Disappearing videos and disappointed grandmothers

I've been doing some traveling lately, and have been hearing interesting stories from people I don't normally get a chance to talk to. Some of them are from other parts of the country or the world, and are from companies I've never heard of.

Here's another story about broken things with some of the details changed just a little. If it sounds familiar, it's probably because your company also did it at some point.

As the story goes, there's this web outfit which was designed around posting stories and videos about cooking stuff. People would get on there and would do all kinds of things to share with their families and friends. Grandmothers would capture their recipes for the kids to have. Kids would capture them trying the recipes. Grandmothers would come back and watch the kids again and again.

They had a vibrant community. Lots of people would post lots of things to it. This thing had been going on for a while.

As the company grew, someone decided it would be a "great idea" if they copied Snapchat, Instagram, and everyone else and added "moments" to their app. (This was a couple of years ago, back when it seemed like damn near everyone was putting those ridiculous circle-with-a-profile-pic-in-it "moment" things on their apps.)

They figured they needed to "seed" this new system of theirs somehow, since after all, not all of their users are 14 and therefore aren't necessarily going to want to use it. They'll have to force their hand somehow. But how?
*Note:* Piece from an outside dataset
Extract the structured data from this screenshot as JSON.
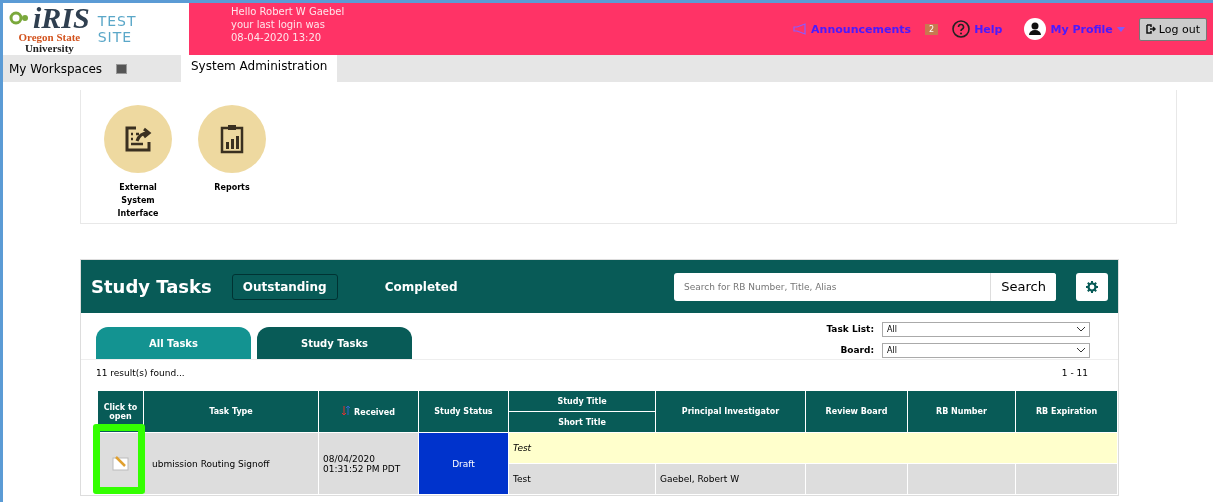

Their "brilliant idea" was to make it so that every post would also create a "shadow moment". That is, while the moments thing still hadn't launched yet, they'd have stuff feeding into it to get it all figured out. Then, when it launched, they'd just start displaying them to people, and they'd capture all of the audience... right?

So it launched. It hung around for a bit, and, eh, it didn't do too well. It turns out that just copying the behaviors of 14 year olds won't make you popular with actual 14 year olds.

Obviously they tried and tried to make it work, but it didn't work. There aren't enough nails in the world to keep this jello on the wall, so they finally decided to shut it down, and deleted all of the moments in the database. They wanted it gone like a bad memory.

That's when things got interesting, but nobody realized why.

Meanwhile, back on the main site, people's cooking videos have been disappearing. One here, one there, then a bunch here, and a bunch more over there.

Tons of people are complaining. Nobody is taking them seriously.

Even inside the company, the internal tech support is essentially gaslighting the employees who report this problem, by saying things like "it never existed", even when the employee swears up and down that the post DID exist and that grandma used to watch it every single week. Their whole family had seen it and now it's gone, and they're being told it never existed?

Finally, someone who really gave a damn got their hands dirty and dug in and started unraveling what had happened, and that's when they found their smoking gun.

It turned out that back when the "moments" people had set up their "fork" of the data, they didn't want to pay for storing all of those recipe and cooking videos twice. Why? Well, because "videos are big and space is expensive and we are cheap". Something like that.

So, instead of actually holding onto the video again, they just added a pointer to the same video content that the posts were using. Easy, right?

Trouble is, when the product bombed, they just deleted all of these "moments", and that cleared out all of the associated media... including the videos which were rightfully part of the actual posts. Yep. That happened.

Amazingly, nobody figured this out for months, or long after any chance of recovering the original data had passed. All of that stuff is gone forever and it's never coming back.

Somehow, nobody's heard about this, and life goes on.

Absolutely amazing.